Monday, February 12, 2007

Finding Fire

You can

die for it-
an idea,
or the world. People
have done so,
their small bodies be bound
to the stake,
an unforgettable
fury of light. But
this morning,
climbing the familiar hills
in the familiar
fabric of dawn, I thought
of China,
and India
and Europe, and I thought
how the sun
for everyone just
so joyfully
as it rises
under the lashes
of my own eyes, and I thought
I am so many!
What is my name?
What is the name
of the deep breath I would take
over and over
for all of us? Call it
whatever you want, it is
happiness, it is another one
of the ways to enter
-Mary Oliver


Vivian said...

This is simply beautiful.

blatta said...

While this imago is not the most gustatory at first glance, for me it is an image to be savored nontheless.

Not martial enough to be Dynastes, nor glam enough to be a Rutelid, it hints at the good-natured bumble of Curculionid and yet tantalizes with the amputating severity of Lucanus (but, interestingly, not Scarabaeus sacer na Khepri/Ra). My thought is maybe Cetoniid (and, if so, then a girl no less). Which is good - they are perhaps the favorite amongst my small skittering friends.

This poem is extraordinairy.

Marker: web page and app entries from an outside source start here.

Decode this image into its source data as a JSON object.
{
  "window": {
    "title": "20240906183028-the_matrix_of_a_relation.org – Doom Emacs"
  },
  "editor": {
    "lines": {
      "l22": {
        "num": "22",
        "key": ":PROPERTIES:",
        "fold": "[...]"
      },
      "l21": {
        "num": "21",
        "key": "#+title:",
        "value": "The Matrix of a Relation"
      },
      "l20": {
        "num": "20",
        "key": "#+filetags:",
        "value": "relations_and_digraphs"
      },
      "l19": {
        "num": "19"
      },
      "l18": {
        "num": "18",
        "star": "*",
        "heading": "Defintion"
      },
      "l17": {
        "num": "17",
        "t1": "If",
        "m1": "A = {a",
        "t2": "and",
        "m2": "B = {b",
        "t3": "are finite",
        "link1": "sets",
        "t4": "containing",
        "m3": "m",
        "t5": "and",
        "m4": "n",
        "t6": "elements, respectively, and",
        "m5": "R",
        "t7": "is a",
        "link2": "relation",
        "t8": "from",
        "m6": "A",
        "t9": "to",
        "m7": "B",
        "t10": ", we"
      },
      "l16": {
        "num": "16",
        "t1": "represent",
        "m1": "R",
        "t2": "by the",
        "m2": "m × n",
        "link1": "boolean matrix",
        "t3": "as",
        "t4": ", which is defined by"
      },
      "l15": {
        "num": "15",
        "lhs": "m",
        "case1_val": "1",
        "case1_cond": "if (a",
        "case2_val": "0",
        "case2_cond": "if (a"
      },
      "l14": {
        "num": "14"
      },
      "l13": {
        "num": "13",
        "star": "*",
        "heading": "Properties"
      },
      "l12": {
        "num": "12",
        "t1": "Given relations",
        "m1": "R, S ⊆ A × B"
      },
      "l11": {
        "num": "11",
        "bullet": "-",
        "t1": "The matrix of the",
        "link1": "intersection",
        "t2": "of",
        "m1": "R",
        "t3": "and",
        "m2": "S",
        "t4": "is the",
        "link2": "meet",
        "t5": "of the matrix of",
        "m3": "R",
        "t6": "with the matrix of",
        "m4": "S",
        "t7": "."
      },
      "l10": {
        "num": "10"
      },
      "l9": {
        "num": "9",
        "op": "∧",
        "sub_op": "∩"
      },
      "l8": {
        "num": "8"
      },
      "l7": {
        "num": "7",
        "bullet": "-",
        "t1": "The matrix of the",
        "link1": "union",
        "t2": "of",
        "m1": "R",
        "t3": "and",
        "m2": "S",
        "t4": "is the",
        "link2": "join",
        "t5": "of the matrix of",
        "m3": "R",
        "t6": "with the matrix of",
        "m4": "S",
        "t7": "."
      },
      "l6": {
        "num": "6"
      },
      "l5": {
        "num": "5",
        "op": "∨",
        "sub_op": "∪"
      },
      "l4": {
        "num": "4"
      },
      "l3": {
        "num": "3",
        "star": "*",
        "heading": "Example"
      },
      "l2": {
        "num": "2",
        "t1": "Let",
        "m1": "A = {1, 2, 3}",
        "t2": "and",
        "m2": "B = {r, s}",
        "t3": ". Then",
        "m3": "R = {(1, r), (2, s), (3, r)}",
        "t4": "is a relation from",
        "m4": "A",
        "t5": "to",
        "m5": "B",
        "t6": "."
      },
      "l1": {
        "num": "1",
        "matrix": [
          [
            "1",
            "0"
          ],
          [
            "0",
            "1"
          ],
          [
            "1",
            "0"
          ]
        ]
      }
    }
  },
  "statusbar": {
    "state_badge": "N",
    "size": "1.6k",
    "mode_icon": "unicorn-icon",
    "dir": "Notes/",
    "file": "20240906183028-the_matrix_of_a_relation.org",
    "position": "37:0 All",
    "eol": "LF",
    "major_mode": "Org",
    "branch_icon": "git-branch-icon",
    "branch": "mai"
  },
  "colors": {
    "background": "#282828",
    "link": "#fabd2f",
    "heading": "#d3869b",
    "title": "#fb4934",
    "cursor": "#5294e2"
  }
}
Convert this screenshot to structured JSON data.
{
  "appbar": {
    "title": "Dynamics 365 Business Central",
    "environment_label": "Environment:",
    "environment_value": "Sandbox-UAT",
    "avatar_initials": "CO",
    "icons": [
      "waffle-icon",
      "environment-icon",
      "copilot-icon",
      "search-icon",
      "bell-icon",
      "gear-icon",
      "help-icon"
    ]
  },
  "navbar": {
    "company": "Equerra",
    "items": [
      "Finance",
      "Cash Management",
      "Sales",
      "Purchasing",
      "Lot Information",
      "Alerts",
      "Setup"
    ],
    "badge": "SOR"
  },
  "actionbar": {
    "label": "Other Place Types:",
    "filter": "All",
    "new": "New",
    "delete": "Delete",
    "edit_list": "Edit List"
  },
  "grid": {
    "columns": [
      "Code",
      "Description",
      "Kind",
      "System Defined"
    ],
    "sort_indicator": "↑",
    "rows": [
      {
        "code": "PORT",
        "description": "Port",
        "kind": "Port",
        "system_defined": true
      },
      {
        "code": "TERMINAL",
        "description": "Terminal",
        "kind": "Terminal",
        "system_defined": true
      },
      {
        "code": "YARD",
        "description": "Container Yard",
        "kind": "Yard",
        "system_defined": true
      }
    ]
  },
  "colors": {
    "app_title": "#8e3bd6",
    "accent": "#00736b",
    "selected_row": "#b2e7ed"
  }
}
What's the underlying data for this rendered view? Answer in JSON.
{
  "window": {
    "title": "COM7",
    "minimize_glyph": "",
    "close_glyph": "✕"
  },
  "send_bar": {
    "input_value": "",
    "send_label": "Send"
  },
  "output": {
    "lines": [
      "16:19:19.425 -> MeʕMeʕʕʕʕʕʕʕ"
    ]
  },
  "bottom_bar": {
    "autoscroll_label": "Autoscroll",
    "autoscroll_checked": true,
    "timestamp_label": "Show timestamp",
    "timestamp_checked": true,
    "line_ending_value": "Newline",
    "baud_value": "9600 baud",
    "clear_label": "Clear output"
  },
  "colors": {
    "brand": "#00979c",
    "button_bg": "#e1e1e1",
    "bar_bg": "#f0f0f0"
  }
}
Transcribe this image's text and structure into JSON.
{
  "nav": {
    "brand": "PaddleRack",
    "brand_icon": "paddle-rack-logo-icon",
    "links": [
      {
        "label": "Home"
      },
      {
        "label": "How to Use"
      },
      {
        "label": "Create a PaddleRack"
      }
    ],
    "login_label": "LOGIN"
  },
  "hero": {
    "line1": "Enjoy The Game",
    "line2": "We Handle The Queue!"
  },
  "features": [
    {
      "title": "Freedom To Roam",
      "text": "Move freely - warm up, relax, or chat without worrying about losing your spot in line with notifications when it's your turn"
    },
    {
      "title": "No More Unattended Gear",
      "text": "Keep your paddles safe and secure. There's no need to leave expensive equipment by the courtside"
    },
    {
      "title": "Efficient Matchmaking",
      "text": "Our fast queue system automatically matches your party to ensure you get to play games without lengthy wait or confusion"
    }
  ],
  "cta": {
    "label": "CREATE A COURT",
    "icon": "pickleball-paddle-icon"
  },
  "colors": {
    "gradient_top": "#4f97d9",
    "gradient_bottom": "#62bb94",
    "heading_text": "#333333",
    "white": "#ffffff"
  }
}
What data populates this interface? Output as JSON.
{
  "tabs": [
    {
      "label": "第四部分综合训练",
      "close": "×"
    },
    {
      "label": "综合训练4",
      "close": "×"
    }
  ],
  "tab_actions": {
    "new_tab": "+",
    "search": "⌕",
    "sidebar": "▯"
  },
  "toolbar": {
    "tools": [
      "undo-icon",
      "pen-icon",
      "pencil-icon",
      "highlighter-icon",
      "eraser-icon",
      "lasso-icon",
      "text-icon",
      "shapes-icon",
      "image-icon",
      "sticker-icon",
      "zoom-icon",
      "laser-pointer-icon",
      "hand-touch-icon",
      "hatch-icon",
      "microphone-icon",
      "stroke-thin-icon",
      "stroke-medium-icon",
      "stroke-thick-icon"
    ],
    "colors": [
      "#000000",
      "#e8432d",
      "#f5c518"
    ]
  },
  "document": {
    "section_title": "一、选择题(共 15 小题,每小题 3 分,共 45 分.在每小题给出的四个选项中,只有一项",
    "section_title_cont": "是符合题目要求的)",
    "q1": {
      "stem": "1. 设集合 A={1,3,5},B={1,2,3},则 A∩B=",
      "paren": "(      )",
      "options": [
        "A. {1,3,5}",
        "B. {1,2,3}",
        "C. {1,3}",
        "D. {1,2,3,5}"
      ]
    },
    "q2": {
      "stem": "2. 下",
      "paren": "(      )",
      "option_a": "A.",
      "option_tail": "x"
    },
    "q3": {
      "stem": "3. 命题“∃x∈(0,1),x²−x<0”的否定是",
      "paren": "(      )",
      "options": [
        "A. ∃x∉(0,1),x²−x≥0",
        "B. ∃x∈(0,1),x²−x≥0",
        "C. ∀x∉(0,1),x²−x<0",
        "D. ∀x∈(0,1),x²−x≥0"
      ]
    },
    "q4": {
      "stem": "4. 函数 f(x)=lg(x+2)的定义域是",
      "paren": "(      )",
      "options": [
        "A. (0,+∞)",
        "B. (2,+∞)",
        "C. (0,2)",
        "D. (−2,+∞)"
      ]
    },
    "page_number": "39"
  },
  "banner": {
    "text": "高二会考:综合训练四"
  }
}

My guess is that any Valentine of yours would always, in some small way, remain so.

Thanks for the Sunlight.

D-man said...

That was really heavy........but might have been more so if I was enjoying some persimmon ginger jam on toast with it!

No really, I don't mean to demean it by poking fun. Thanks for the gorgeous poem. The presentation of it created an extra sense of anticipation that just floored was like leaning in for a kiss and not quite getting there yet. Wow.

And cool, cool critter. Is that the one of the myriad of Diospyros beetle species?

Vanessa said...

I've always loved Mary Oliver. Thanks for providing me with light.

Callipygia said...

Vivian- Yes, Mary Oliver's poetry is so clear and direct.

Blatta- I knew you were going to ask...I did these when I had the book Inordinate Fondness of Beetles. I believe this was Ranzania splendens. I tweaked the colors the original was white, green and tangerine. Happy Valentines dear friend.

D-man- I'm going to have to look back at the link you sent, bec is it me or a cruel cruel joke from eating too many persimmons that it was the genus name for persimmon beetles? The little guy is a Ranzania splendens.

Vanessa- You are so welcome. I love her poetry too, her words falls in me in everwidening ripples.

sher said...

Thank you so much for that poem. I will read it again and again. It's wonderful how words can provide a kind of sustenance to our souls.

Gattina said...

As I'm not native English speaker, I don't get the full impact from her poem, but still enjoy reading it. And hey Mr Beetle, love your cool outfit!

Lis said...

What a beautiful poem.. thank you for sharing it with us. =)


Callipygia said...

sher- that is a beautiful way of putting it, thanks.

gattina- Yup you're right,they are lucky vain things aren't they?

lis- happy valentines friend,are you staying warm?

miragee said...

I love the poem and the illo. Your style seems to have changed. Did you sense that?

Callipygia said...

miragee- For one the illo is a paper collage that I did some time back. Every drawing that I do, I just simply respond to the subject at hand. I actually feel that everyone is almost different, no real voice yet.